[AIM OF THE TASK] Leave out the pictures and restate the rest of the data exactly.

== EXERCISE MATERIALS ==

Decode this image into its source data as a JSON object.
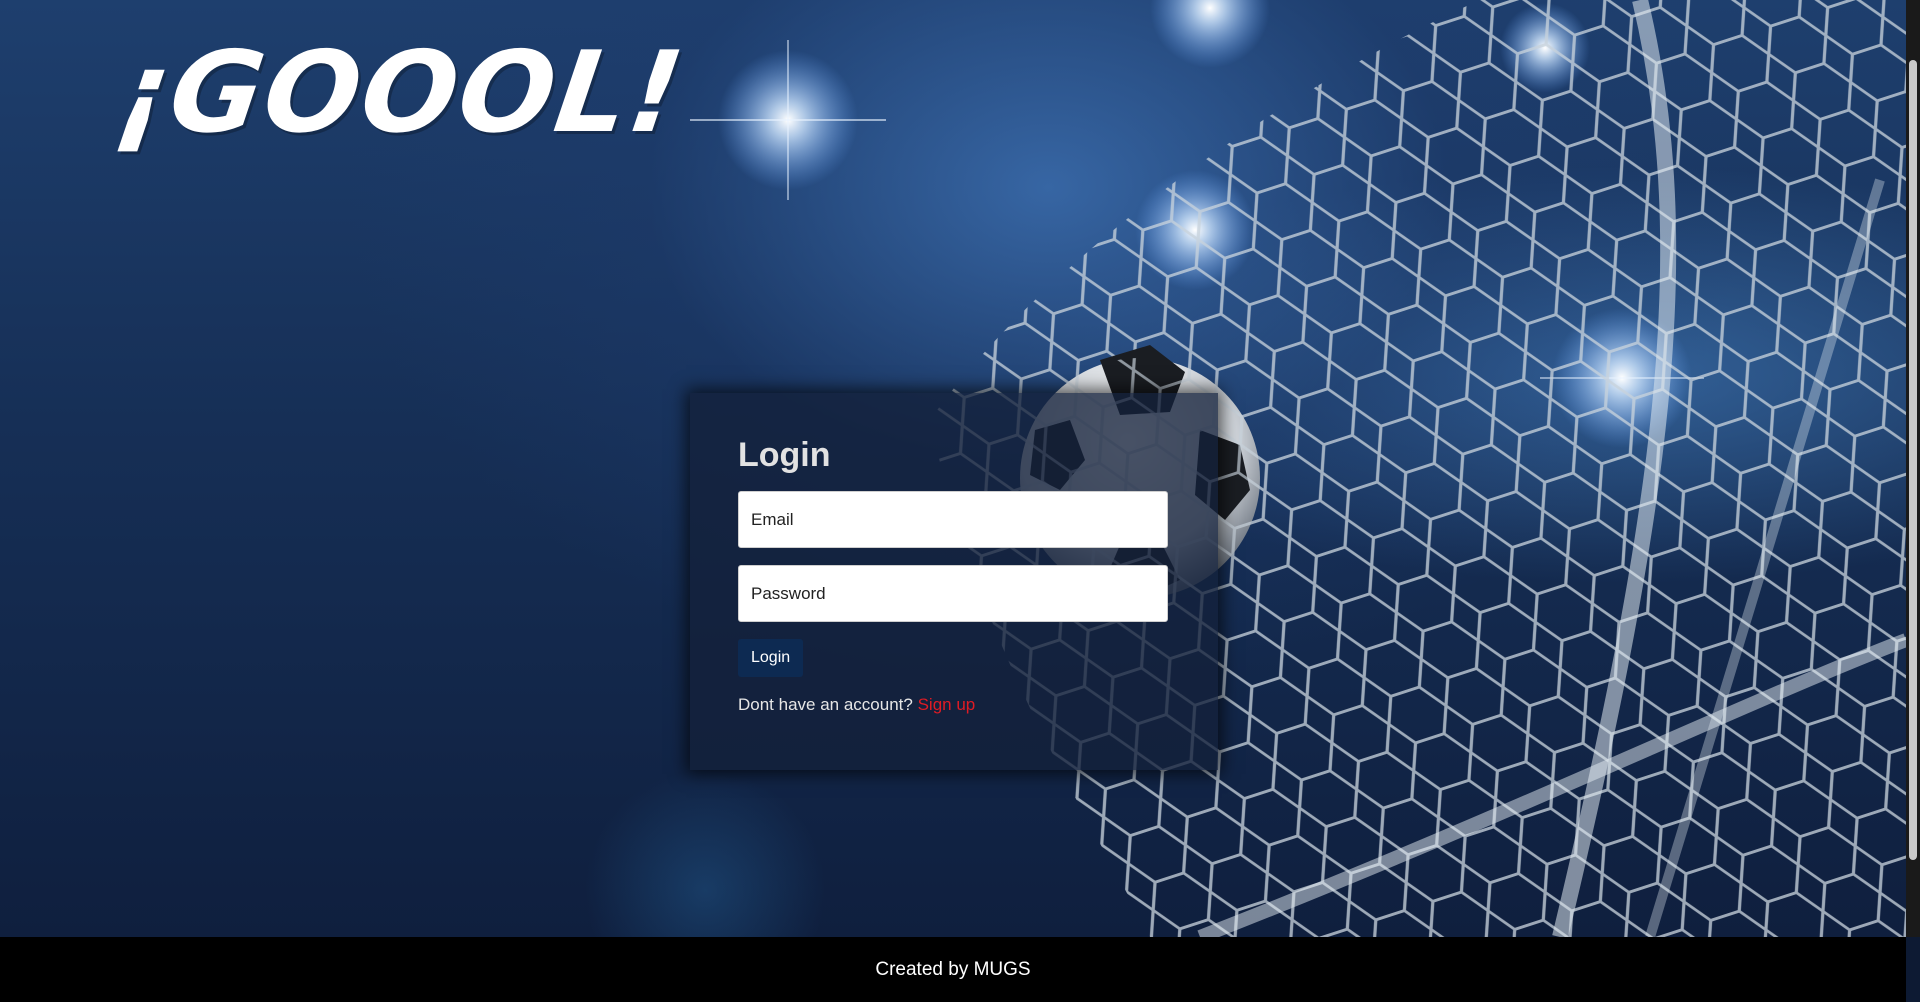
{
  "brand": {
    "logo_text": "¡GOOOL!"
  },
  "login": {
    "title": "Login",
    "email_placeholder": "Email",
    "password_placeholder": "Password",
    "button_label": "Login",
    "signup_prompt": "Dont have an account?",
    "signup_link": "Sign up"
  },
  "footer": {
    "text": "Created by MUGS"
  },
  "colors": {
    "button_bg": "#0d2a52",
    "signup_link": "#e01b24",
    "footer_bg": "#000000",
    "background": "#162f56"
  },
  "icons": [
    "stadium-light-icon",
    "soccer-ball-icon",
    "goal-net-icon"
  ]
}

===

[SOLUTION]
Decode this image into its source data as a JSON object.
{
  "brand": {
    "logo_text": "¡GOOOL!"
  },
  "login": {
    "title": "Login",
    "email_placeholder": "Email",
    "password_placeholder": "Password",
    "button_label": "Login",
    "signup_prompt": "Dont have an account?",
    "signup_link": "Sign up"
  },
  "footer": {
    "text": "Created by MUGS"
  },
  "colors": {
    "button_bg": "#0d2a52",
    "signup_link": "#e01b24",
    "footer_bg": "#000000",
    "background": "#162f56"
  },
  "icons": [
    "stadium-light-icon",
    "soccer-ball-icon",
    "goal-net-icon"
  ]
}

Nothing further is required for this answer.